my wife doesn’t want any more children.”
While he has learned about democracy, Nyondo
arrived here with a strong foundation in democratic principles, most of
which he learned on his own.
“In Malawi, women are disrespected, and for
many years, I hated my father,” said Nyondo, who is the son of his father’s
first wife. “I hated him because of the way he treated her. He has many
women, many wives, but she was the first. She wanted to go to school, but
she couldn’t. She was unhappy.”
In America, he sees fathers who play with
their children, nurturing them while maintaining their roles as
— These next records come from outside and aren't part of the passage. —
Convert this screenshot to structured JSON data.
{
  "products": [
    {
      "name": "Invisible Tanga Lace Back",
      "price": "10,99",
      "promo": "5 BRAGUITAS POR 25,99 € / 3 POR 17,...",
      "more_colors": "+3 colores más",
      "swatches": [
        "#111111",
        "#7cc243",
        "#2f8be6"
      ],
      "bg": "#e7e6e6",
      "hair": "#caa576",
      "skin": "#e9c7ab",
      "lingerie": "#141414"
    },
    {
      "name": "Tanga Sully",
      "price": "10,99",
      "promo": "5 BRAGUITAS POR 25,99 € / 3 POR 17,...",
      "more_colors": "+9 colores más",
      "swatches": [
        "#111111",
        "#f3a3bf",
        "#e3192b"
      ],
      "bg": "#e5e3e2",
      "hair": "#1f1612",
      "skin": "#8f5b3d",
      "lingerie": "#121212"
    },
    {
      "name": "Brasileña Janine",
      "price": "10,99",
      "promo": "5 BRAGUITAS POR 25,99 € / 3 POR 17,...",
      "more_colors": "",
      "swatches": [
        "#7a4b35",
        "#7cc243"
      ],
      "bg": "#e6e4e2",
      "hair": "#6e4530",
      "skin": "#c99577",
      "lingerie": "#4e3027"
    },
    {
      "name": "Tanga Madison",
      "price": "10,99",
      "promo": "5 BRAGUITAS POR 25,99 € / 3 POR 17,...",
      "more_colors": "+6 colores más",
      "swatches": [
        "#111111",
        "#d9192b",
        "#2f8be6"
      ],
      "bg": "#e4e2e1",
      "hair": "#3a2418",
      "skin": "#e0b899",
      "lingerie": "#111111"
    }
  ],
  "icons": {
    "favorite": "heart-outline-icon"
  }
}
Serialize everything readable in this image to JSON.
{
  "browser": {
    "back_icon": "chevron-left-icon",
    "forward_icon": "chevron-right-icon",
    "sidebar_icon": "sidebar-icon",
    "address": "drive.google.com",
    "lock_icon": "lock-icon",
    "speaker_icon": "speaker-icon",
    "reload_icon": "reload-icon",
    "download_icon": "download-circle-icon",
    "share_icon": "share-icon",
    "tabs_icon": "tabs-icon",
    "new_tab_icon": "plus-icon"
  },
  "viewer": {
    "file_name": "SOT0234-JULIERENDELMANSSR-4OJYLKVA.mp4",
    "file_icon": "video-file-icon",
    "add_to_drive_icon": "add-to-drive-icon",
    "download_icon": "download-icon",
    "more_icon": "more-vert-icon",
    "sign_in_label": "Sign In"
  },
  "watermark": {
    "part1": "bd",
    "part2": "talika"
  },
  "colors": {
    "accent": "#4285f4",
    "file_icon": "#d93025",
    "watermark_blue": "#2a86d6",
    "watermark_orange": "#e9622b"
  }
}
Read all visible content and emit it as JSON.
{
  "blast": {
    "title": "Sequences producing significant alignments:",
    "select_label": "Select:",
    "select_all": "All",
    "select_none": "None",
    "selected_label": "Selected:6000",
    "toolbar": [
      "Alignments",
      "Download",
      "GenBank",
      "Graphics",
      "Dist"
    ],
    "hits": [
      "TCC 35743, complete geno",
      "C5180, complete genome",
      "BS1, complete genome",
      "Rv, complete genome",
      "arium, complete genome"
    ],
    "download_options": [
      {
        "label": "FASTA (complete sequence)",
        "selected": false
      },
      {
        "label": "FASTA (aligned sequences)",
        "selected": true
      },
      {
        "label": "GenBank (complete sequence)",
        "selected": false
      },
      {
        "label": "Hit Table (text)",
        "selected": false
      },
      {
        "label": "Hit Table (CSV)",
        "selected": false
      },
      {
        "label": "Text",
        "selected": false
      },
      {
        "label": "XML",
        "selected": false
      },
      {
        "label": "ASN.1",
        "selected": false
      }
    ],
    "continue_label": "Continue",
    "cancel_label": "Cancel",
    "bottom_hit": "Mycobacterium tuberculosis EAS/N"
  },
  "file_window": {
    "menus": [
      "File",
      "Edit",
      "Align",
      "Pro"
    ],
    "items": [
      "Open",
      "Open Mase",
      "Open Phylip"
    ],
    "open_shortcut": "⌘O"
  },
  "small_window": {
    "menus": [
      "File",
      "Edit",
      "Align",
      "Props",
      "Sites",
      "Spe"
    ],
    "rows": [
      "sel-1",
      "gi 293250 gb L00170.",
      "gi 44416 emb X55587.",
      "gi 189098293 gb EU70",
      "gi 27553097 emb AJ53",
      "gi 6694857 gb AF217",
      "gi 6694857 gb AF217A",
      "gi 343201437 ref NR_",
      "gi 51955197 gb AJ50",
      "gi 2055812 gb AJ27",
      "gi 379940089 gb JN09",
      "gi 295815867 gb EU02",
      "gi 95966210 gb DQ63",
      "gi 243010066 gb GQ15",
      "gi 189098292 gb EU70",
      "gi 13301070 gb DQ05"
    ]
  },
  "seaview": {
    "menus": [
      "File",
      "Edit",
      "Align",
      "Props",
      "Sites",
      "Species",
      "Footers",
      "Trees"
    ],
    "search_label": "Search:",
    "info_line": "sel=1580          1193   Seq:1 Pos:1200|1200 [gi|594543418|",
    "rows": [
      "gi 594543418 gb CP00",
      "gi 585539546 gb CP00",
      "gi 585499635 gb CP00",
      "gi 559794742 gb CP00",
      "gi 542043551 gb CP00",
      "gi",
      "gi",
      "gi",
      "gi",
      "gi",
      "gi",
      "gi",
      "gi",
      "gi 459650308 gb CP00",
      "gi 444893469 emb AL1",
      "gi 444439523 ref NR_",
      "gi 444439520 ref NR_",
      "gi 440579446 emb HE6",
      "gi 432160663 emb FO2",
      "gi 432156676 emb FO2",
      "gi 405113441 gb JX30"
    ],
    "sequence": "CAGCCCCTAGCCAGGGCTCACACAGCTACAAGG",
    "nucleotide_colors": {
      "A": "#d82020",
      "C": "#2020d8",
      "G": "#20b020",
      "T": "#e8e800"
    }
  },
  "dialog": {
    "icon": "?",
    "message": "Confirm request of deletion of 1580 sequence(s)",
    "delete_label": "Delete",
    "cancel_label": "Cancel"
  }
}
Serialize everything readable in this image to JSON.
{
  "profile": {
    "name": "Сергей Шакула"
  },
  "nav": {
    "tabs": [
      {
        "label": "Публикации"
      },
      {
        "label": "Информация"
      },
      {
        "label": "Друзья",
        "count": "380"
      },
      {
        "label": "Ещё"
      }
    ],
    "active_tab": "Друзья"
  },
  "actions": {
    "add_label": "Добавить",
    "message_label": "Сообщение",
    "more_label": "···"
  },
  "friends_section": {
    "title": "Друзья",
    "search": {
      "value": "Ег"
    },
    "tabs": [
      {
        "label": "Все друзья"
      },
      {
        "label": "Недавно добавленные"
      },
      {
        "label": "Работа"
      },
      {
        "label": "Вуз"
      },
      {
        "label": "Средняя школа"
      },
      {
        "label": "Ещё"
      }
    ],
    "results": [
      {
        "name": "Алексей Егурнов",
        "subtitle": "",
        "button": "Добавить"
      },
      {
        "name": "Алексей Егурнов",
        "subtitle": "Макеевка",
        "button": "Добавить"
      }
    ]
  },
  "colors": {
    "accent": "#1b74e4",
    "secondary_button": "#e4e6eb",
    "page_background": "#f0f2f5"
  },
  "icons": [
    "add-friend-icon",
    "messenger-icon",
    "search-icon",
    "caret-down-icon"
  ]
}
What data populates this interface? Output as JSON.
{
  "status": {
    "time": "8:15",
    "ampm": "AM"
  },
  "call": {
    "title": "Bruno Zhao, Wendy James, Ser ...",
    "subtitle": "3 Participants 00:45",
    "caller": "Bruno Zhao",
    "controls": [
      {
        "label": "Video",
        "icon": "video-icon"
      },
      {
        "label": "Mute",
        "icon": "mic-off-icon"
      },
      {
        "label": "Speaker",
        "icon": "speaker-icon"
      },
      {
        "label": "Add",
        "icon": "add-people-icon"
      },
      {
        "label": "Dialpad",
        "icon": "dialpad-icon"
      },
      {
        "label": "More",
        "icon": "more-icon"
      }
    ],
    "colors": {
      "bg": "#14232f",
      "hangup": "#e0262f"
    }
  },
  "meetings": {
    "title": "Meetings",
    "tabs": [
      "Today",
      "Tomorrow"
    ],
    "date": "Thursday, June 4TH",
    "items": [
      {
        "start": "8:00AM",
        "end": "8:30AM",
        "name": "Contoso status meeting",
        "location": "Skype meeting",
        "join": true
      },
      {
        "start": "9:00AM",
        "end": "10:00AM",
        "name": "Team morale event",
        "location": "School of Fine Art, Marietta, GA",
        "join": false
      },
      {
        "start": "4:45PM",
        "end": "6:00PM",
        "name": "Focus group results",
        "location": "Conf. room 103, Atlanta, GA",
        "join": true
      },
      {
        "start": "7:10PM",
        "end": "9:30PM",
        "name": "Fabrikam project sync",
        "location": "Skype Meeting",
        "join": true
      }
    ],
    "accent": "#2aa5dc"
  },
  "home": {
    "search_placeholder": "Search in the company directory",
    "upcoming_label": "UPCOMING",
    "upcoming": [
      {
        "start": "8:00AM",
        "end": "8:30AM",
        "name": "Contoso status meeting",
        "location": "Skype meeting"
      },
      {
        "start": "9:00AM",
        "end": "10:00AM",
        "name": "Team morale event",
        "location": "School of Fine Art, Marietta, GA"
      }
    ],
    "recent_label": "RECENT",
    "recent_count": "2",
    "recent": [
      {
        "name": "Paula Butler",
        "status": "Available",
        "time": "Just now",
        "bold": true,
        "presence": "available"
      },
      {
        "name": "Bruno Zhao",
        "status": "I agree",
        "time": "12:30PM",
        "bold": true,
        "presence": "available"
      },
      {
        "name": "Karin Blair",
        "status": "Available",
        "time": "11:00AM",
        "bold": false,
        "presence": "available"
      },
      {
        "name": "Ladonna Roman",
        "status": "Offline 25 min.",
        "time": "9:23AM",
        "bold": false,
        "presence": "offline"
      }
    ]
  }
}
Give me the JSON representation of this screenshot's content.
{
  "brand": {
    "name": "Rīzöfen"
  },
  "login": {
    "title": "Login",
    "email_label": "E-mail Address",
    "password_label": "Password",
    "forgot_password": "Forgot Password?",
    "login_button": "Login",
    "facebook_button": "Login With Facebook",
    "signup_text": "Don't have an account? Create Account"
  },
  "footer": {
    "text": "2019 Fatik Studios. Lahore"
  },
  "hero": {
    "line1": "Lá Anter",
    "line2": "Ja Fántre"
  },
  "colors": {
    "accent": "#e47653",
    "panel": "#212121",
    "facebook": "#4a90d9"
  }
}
“I never played with my father,” Nyondo said.
“His only concern was the tribe. He always told me, ‘You have to be a
When I met Brenda in South Africa, she was the
woman for me – the only woman,” he said. “I will not be like my father.”
Nyondo and his wife are quiet and reserved,
but their voices surge with emotion and their eyes gleam with passion when
they discuss their dreams for their homeland.
“We want to be builders,” Brenda said.
Nyondo, who is finishing his degree at UTSA,
plans to study government at Harvard next year, after which he will return
to his homeland.
“We have great hope for James,” Rodwell
Munyenyembe, the speaker for the Malawi Parliament, said during a telephone
interview. “He is doing what he must do to help his country. He is learning
about democracy in America.”
Will Nyondo succeed?
“I’ve been fortunate, as a professor of almost
30 years, to see many students with greatness in them,” Gambitta said. “It’s
always an intriguing question as to how that greatness will unfold. There
are those of whom I am very proud because they have used their greatness to
change the quality of the lives of thousands. James has the potential to
affect millions – and millions who are in dire straits.”
Nyondo is so optimistic about his chances to
become president that he is already considering his career beyond the
“I want to become a U.N. diplomat,” he said.
It is all about a simple work with nine
letter, three syllables and five definitions – “democracy.”